Reitman exhibits a smart, limber direction; as an example of comedic storytelling, Juno is essentially perfect. Nothing feels out of place, and every scene serves to move the narrative along at pace that feels simultaneously measured and completely natural. This is all too rare a thing in modern comedies, which often unwisely stretch the half-hour sitcom blueprint into a feature length film. Reitman employs a production design that is intensely textured and one degree off from naturalistic. There is enough realism to convince, but enough odd detail to captivate. Juno's home, for example, has a cluttered, lived-in quality, with minutiae that unobtrusively match her family's history and Midwestern character.
Much of Juno's appeal lies in its uniformly strong cast. Ellen Page, liberated from the moral thorns that studded Hard Candy, shines with playfulness and geek-girl sexuality as Juno. Given that she does it so well, Page could have confined her performance to ninety minutes of smirking sarcasm. Instead she infuses Juno with lively sparks and vulnerable teen angst that, while familiar, are utterly believable. As Paulie, Michael Cera brings the same sublime, muttering discomfort he showcased in Superbad, but with a bit more sweetness. Cera is skilled at conjuring the awkwardness and beauty of adolescence, but I'm nevertheless eager to see him develop further as a comedic actor. The list of engaging performances goes on an on: Olivia Thirlby as Juno's enthusiastic, loyal friend Leah; J.K. Simmons and Allison Janney as the bewildered, protective father and stepmother; Jason Bateman as Mark, striking notes of childish aimlessness, college-boyfriend charm, and unseemly attraction; and a completely astonishing Jennifer Garner as Vanessa, who enters the film as a Stepford kill-joy and evolves into its most sympathetic character.
To me, it seems that the widespread critical fascination with Juno's quips and eccentric turns of phrase misses the mark. The snap and crackle of its funky wit is its most noticeable feature, but also its most trifling. Like the bountiful crop of freckles on the beautiful girl next door, Juno's sardonic sensibility might be distracting to some suitors. Good riddance, I say.

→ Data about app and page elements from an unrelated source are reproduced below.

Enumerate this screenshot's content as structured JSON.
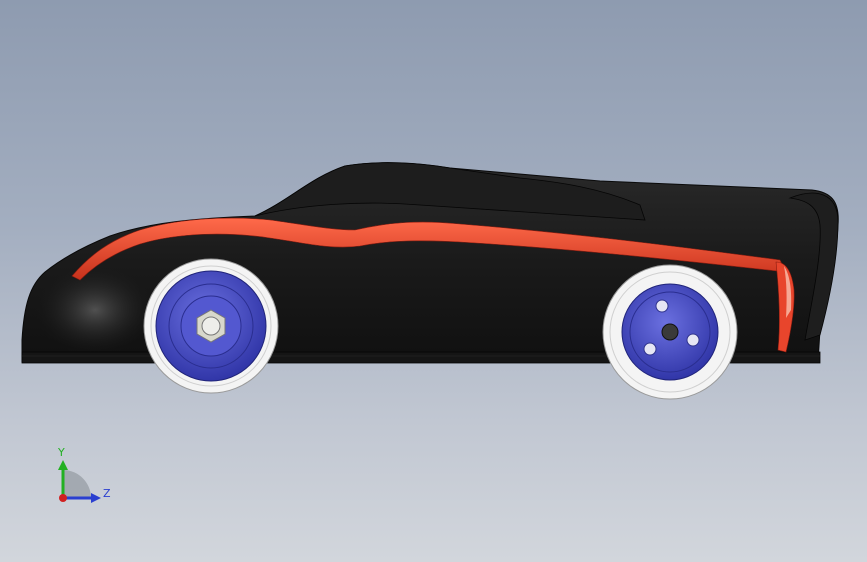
{
  "view": {
    "background_top": "#8e9bb0",
    "background_bottom": "#d2d6dc"
  },
  "model": {
    "body_color": "#141414",
    "stripe_color": "#e8452c",
    "wheel_hub_color": "#4a4fc8",
    "tire_color": "#f4f4f4"
  },
  "triad": {
    "y_label": "Y",
    "z_label": "Z",
    "y_axis_color": "#22b022",
    "z_axis_color": "#2a3fd0",
    "x_axis_color": "#d02020"
  }
}
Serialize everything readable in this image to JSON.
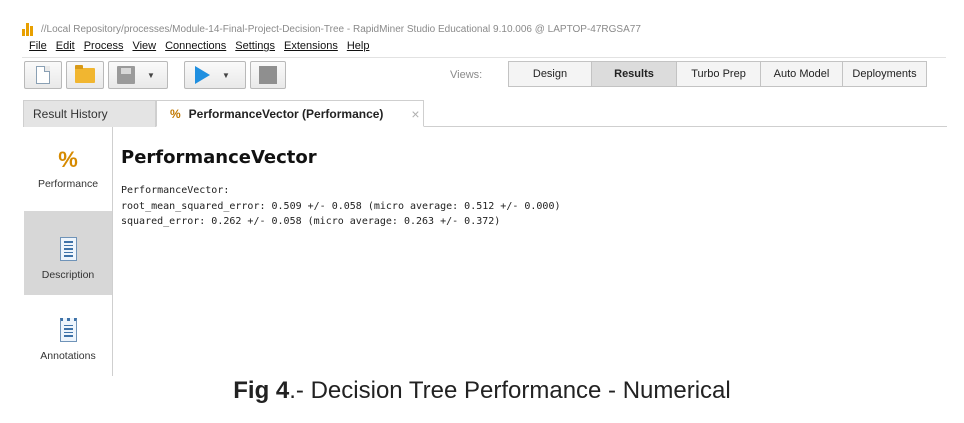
{
  "window": {
    "title": "//Local Repository/processes/Module-14-Final-Project-Decision-Tree - RapidMiner Studio Educational 9.10.006 @ LAPTOP-47RGSA77"
  },
  "menu": [
    "File",
    "Edit",
    "Process",
    "View",
    "Connections",
    "Settings",
    "Extensions",
    "Help"
  ],
  "toolbar": {
    "icons": [
      "new-process-icon",
      "open-folder-icon",
      "save-icon",
      "run-icon",
      "stop-icon"
    ]
  },
  "views": {
    "label": "Views:",
    "tabs": [
      "Design",
      "Results",
      "Turbo Prep",
      "Auto Model",
      "Deployments"
    ],
    "active": "Results"
  },
  "result_tabs": {
    "history": "Result History",
    "performance": "PerformanceVector (Performance)",
    "close_glyph": "×"
  },
  "sidebar": {
    "items": [
      {
        "label": "Performance",
        "icon": "percent-icon",
        "selected": false
      },
      {
        "label": "Description",
        "icon": "document-icon",
        "selected": true
      },
      {
        "label": "Annotations",
        "icon": "notepad-icon",
        "selected": false
      }
    ]
  },
  "content": {
    "title": "PerformanceVector",
    "lines": [
      "PerformanceVector:",
      "root_mean_squared_error: 0.509 +/- 0.058 (micro average: 0.512 +/- 0.000)",
      "squared_error: 0.262 +/- 0.058 (micro average: 0.263 +/- 0.372)"
    ]
  },
  "caption": {
    "bold": "Fig 4",
    "rest": ".- Decision Tree Performance - Numerical"
  },
  "colors": {
    "accent_orange": "#d68a00",
    "run_blue": "#1f8fe0"
  }
}
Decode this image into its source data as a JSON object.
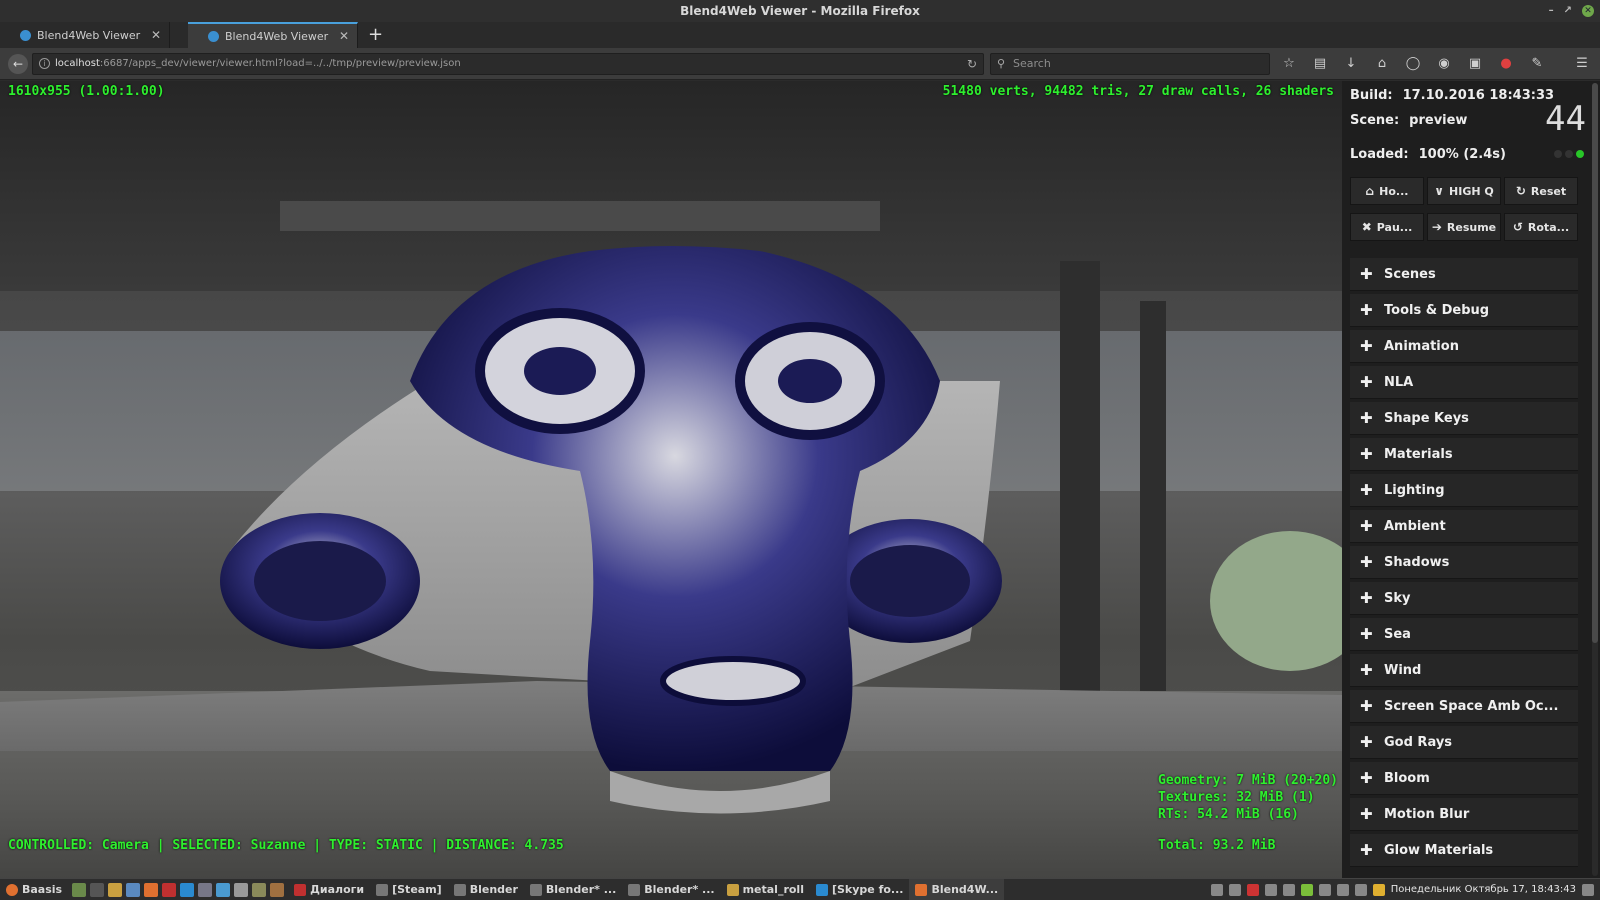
{
  "window": {
    "title": "Blend4Web Viewer - Mozilla Firefox"
  },
  "tabs": [
    {
      "label": "Blend4Web Viewer",
      "active": false
    },
    {
      "label": "Blend4Web Viewer",
      "active": true
    }
  ],
  "nav": {
    "url_host": "localhost",
    "url_rest": ":6687/apps_dev/viewer/viewer.html?load=../../tmp/preview/preview.json",
    "search_placeholder": "Search"
  },
  "hud": {
    "resolution": "1610x955 (1.00:1.00)",
    "render_stats": "51480 verts, 94482 tris, 27 draw calls, 26 shaders",
    "status_line": "CONTROLLED: Camera | SELECTED: Suzanne | TYPE: STATIC | DISTANCE: 4.735",
    "memory": {
      "geometry": "Geometry: 7 MiB (20+20)",
      "textures": "Textures: 32 MiB (1)",
      "rts": "RTs: 54.2 MiB (16)",
      "total": "Total: 93.2 MiB"
    },
    "color": "#2ef02e"
  },
  "panel": {
    "build_label": "Build:",
    "build_value": "17.10.2016 18:43:33",
    "scene_label": "Scene:",
    "scene_value": "preview",
    "fps": "44",
    "loaded_label": "Loaded:",
    "loaded_value": "100% (2.4s)",
    "buttons_row1": [
      {
        "label": "Ho...",
        "icon": "home-icon"
      },
      {
        "label": "HIGH Q",
        "icon": "chevron-down-icon"
      },
      {
        "label": "Reset",
        "icon": "refresh-icon"
      }
    ],
    "buttons_row2": [
      {
        "label": "Pau...",
        "icon": "close-icon"
      },
      {
        "label": "Resume",
        "icon": "arrow-right-icon"
      },
      {
        "label": "Rota...",
        "icon": "rotate-icon"
      }
    ],
    "sections": [
      "Scenes",
      "Tools & Debug",
      "Animation",
      "NLA",
      "Shape Keys",
      "Materials",
      "Lighting",
      "Ambient",
      "Shadows",
      "Sky",
      "Sea",
      "Wind",
      "Screen Space Amb Oc...",
      "God Rays",
      "Bloom",
      "Motion Blur",
      "Glow Materials"
    ]
  },
  "taskbar": {
    "start_label": "Baasis",
    "items": [
      {
        "label": "Диалоги",
        "active": false
      },
      {
        "label": "[Steam]",
        "active": false
      },
      {
        "label": "Blender",
        "active": false
      },
      {
        "label": "Blender* ...",
        "active": false
      },
      {
        "label": "Blender* ...",
        "active": false
      },
      {
        "label": "metal_roll",
        "active": false
      },
      {
        "label": "[Skype fo...",
        "active": false
      },
      {
        "label": "Blend4W...",
        "active": true
      }
    ],
    "clock": "Понедельник Октябрь 17, 18:43:43"
  }
}
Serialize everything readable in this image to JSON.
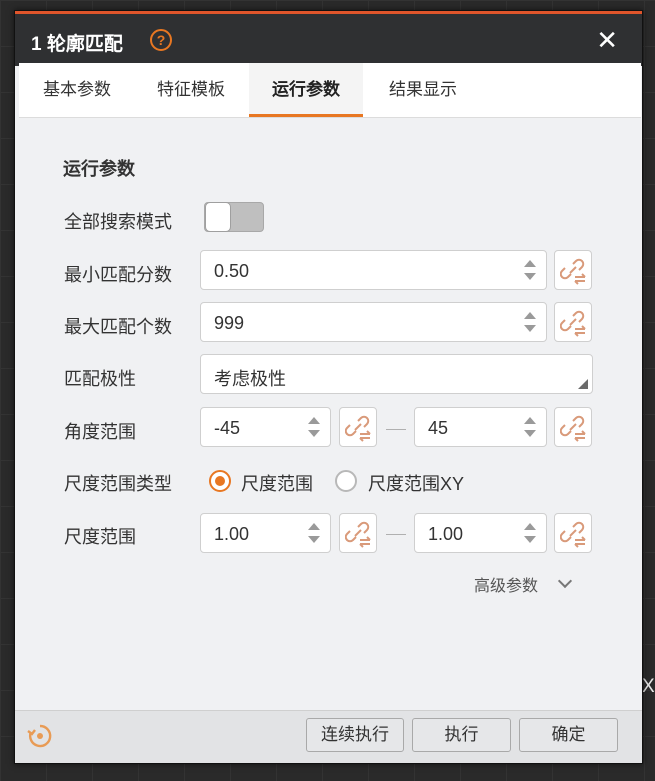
{
  "dialog": {
    "title": "1 轮廓匹配",
    "help_symbol": "?",
    "close_symbol": "✕"
  },
  "tabs": [
    {
      "label": "基本参数",
      "active": false
    },
    {
      "label": "特征模板",
      "active": false
    },
    {
      "label": "运行参数",
      "active": true
    },
    {
      "label": "结果显示",
      "active": false
    }
  ],
  "section": {
    "title": "运行参数"
  },
  "fields": {
    "search_mode": {
      "label": "全部搜索模式",
      "enabled": false
    },
    "min_score": {
      "label": "最小匹配分数",
      "value": "0.50"
    },
    "max_count": {
      "label": "最大匹配个数",
      "value": "999"
    },
    "polarity": {
      "label": "匹配极性",
      "value": "考虑极性"
    },
    "angle": {
      "label": "角度范围",
      "min": "-45",
      "max": "45"
    },
    "scale_type": {
      "label": "尺度范围类型",
      "options": [
        "尺度范围",
        "尺度范围XY"
      ],
      "selected": "尺度范围"
    },
    "scale": {
      "label": "尺度范围",
      "min": "1.00",
      "max": "1.00"
    }
  },
  "advanced": {
    "label": "高级参数"
  },
  "footer": {
    "continuous_label": "连续执行",
    "run_label": "执行",
    "ok_label": "确定"
  },
  "background": {
    "stray_text": "X"
  },
  "colors": {
    "accent": "#e87722",
    "titlebar": "#2f3032",
    "panel": "#f0f1f3"
  }
}
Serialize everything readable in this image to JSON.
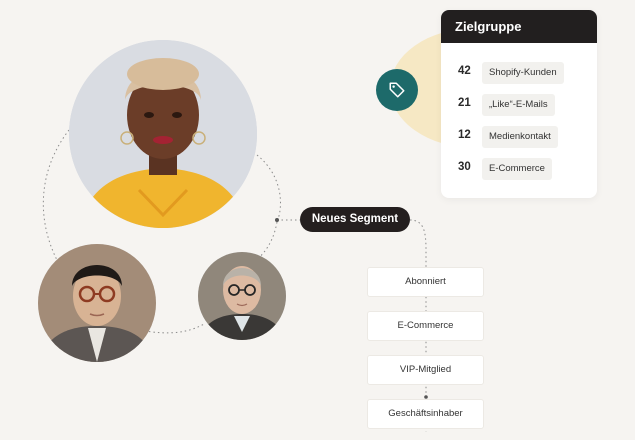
{
  "audience_panel": {
    "title": "Zielgruppe",
    "rows": [
      {
        "count": "42",
        "label": "Shopify-Kunden"
      },
      {
        "count": "21",
        "label": "„Like“-E-Mails"
      },
      {
        "count": "12",
        "label": "Medienkontakt"
      },
      {
        "count": "30",
        "label": "E-Commerce"
      }
    ]
  },
  "segment": {
    "label": "Neues Segment",
    "criteria": [
      "Abonniert",
      "E-Commerce",
      "VIP-Mitglied",
      "Geschäftsinhaber"
    ]
  },
  "icons": {
    "tag": "tag-icon"
  },
  "colors": {
    "background": "#f6f4f1",
    "tag_circle": "#1d6a6a",
    "dark": "#221f1f",
    "accent_blob": "#f6e8c4"
  }
}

Juno perfectly executes the parameters of a family comedy for the twenty-first century, and then transcends them. She's sweet, soft, and smart, and she'll still be your best friend in the morning.